Countess Alexandra will appear in a radio show lasting two hours tomorrow Saturday.
In that show she will talk about her life so far.
Martin Jørgensen and BB reporter Trine Larsen will also join in with some input.
The radio show will be aired Saturday 15-17 on P4.
These are excerpts from the interview in articles in Billed Bladet #11 and DR1. Alexandra frygtede for sit liv - dr.dk/Nyheder/Indland
At one point Alexandra was in Sri Lanka as patron for UNICEF while there was still a civil war there and she had a serious scare.
She and the Danish ambassador, and her old LiW, Christina Lynge flew onboard a military helicopter.
Christina Lynge: "The ambassador was a bit uneasy with the situation and he was in constant contact with his local sources. (*)
Suddenly heavy shooting is heard (**) and we see fire (***) right in front of our window, Alexandra and I, and we are terrified".
The two women graps each others hands.
Alexandra: "It was one of the few times in my life when I thought: That's the end.
The seconds or minutes that passed were really long. But it's incredible how you enter/approach an emergency like that, I have thought about that since.
I remember that I instinctively looked at the military people, who sat in the helicopter. They looked me straight in the eyes and I could tell that their eyes were not as panicky as ours. That calmed me". (****)
Their helicopter wasn't hit, but the women went around the helicopter to look for themselves: "You have to see with your own eyes, because it was such a violent episode. We needed to see that there weren't any holes in the helicopter, so we instinctively went around the machine when we landed".
Then it was back to business. (*****)

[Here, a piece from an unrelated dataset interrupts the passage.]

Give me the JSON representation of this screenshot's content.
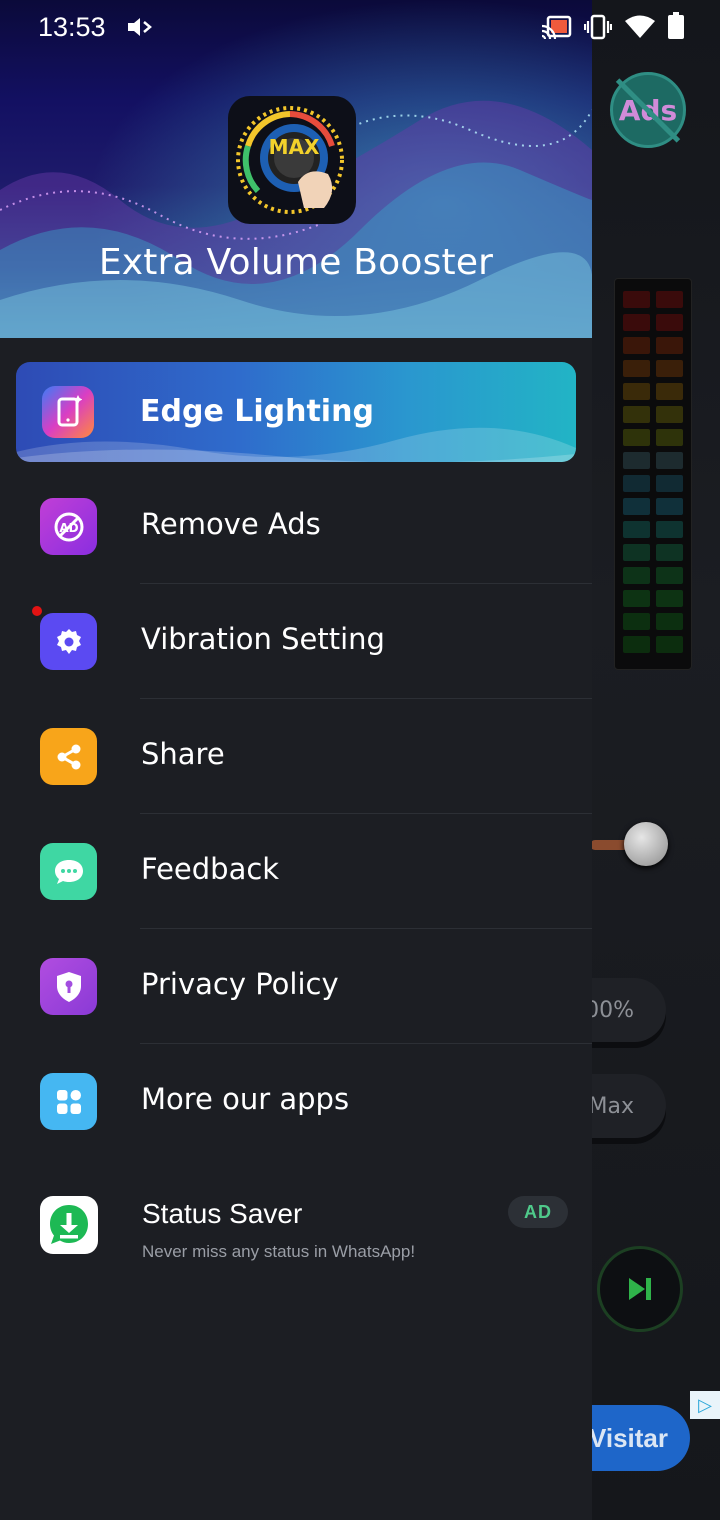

But Alexandra also talks about the funny parts of her life: "The most fun part has difinitely been becoming a mother, to see my children grow up. To see them interact, follow them and listen to all the amusing thoughts and remarks. And then I can be spontaneous in my every day life now. To say: We just do it, no matter what it is. It could perhaps be a little difficult beforehand, but I've always tried to be spontaneous in the opportunities I have had and within what was allowed/allowable. Because I believe spontaniety is a part of life and makes it extra lovely".

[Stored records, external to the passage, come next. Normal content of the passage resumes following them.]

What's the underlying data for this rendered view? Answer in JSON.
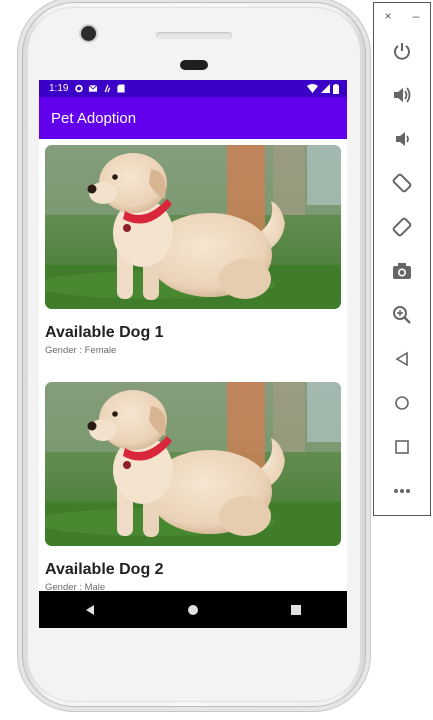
{
  "status_bar": {
    "time": "1:19",
    "icons": [
      "gear-icon",
      "mail-icon",
      "nfc-icon",
      "sd-card-icon",
      "wifi-icon",
      "signal-icon",
      "battery-icon"
    ]
  },
  "app_bar": {
    "title": "Pet Adoption"
  },
  "cards": [
    {
      "title": "Available Dog 1",
      "gender": "Gender : Female"
    },
    {
      "title": "Available Dog 2",
      "gender": "Gender : Male"
    }
  ],
  "nav_bar": {
    "buttons": [
      "back-icon",
      "home-icon",
      "recents-icon"
    ]
  },
  "emulator_panel": {
    "window_controls": [
      "×",
      "–"
    ],
    "buttons": [
      "power-icon",
      "volume-up-icon",
      "volume-down-icon",
      "rotate-left-icon",
      "rotate-right-icon",
      "camera-icon",
      "zoom-icon",
      "back-icon",
      "home-icon",
      "overview-icon",
      "more-icon"
    ]
  },
  "colors": {
    "status_bar": "#3a00c6",
    "app_bar": "#6200ee",
    "collar": "#d8263b"
  }
}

The divorce is also touched and Alexandra has not regretted anything: "I have thought a lot about the decisions I have made in life, but I'm happy for them. I regret nothing. None of the great decisions in life has been made, without me thinking them through very carefully. That's why I can say that I'm glad I made these decisions. I stand by them and I always have. You become a stronger person, if you dare make decisions and stand by them. You fill up the suitcase with all the things and experiences life gives you, but it's also important that you from time to time take a look inside the suitcase. The things in there represents your life and you can always learn from what you have been through during your life. When that is said I have never dwelled at or reflected so much about would it would mean/the consequences. Neither in regards to life in the public glare or the fact that I can now sit fairly undisturbed at a cafe with friends. I live very much in the present and I don't think so much about what the future will bring - or dwell at the past. I think I have reached an age, where I have become better at enjoying the day to day and the life here and now".
- I will not listen to that programme. It's Saturday afternoon! Who listen to a radio show Saturday afternoon anyway?
So if anyone else is listening, it would be interesting with a review.
(*) The Sri Lankan military.
(**) Presumably from the escorting helicopter.
(***) Tracer rounds.
(***) The security officers mentioned in the article were probably from FET. FET provided security at the Danish embassy during the worst parts of the civil war. And coming from the military it's natural Alexandra refers to them as military people.
It would also be more natural for a FET agent to calm Alexandra by looking her in the eyes, rather than a Sri Lankan soldier.
(****) Tracer rounds are pretty spooky. As a thumb-rule: If you can follow the tracer rounds without problems with your eyes, they are not shooting at you. If you have problems following the tracers, the fire is aimed in your general direction.
But often, if not most of the time, you are never even aware that someone is shooting at you.